Image: Franci Donovan-Brady

On the 31st March, the Bike Shed Theatre opened its doors to the public for the last time. What started as an ambitious theatrical venture back in 2010 has grown over the last eight years to become a hub of talent, leading the way for creativity to flourish across Exeter. The small theatre on Fore Street not only put on hundreds of affordable pieces of theatre over the years but also hosted talks, parties and boasted a fantastic cocktail bar. Unfortunately, with the bar not bringing in enough money and difficulty in funding the theatre, the Bike Shed management made the decision to close.
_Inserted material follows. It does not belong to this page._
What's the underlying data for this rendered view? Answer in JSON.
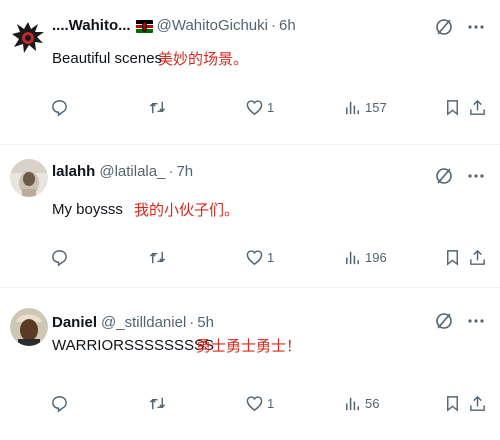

As not only a regular attendee to the Bike Shed’s shows, but also a final year drama student at the university, it’s safe to say the news has come as a blow. The shows they staged were exciting and memorable; from watching a man cover himself with labels to being cast as a communist to dancing on stage to acid house, I truly had a varied experience. I was lucky enough to work with the theatre myself as part of their ‘From Devon With Love (FDWL) Festival’ back in January of this year. I experienced myself the professionalism and friendliness of the staff, and was blown away by the support they offered to me and my friends as a relatively unknown theatre company.

The FDWL Festival is just one way in which the Bike Shed supported young artists and theatre companies over their eight years in operation. Their support of emerging talent within the Exeter community was fantastic and their Graduate Residency scheme, in conjunction with the university’s Drama Department, supported many emerging artists including Scratchworks and Worklight.

For a drama student who’s about to graduate, the gap the theatre leaves regarding support for students will certainly be felt.

Members of the theatre company, In Bed With My Brother, Exeter grads themselves, admit that the Bike Shed were a massive support for the company in their early career, giving them ‘’a sturdy and nurturing platform to explore new ideas and take risks with work’’. Although the theatre will be missed by the company, they also see an exciting future for work in Exeter – and, as they say, they’re all still kickin’ about and ready to join in.

Image: Bike Shed Theatre

This summer, the team behind the Bike Shed were set to open a new venue at Exeter’s quayside, the Boat Shed. David Lockwood, owner of the Bike Shed, says that he hopes the project will still come to some sort of fruition and although it won’t be open this summer, the multi-million pound venture still has potential. While the building on Fore Street may be headed for a close, the ideas behind the Bike Shed certainly aren’t. Moving forward, the team will be continuing to, as they put it, plot creative adventures across the city. Lockwood says he hopes that people will begin to take ownership of artistic projects for themselves and that creativity in the city as a whole will continue to thrive.

Theatre and creativity in Exeter is certainly not going anywhere fast. With the Northcott, the Barnfield and the Cygnet continuing to programme fantastic shows, and the Phoenix acting as a creative hub that pioneers music, performance, film and art, Exeter is still a leading creative city in the South West. That said, the closure of the Bike Shed comes as a warning; the arts are not safe. With a Conservative government that de-prioritises arts funding, it may be up to the rest of us to save them. So if you take anything from the closure of the Bike Shed, let it be this: keep going to the theatre, keep being creative and keep the arts alive.

bookmark me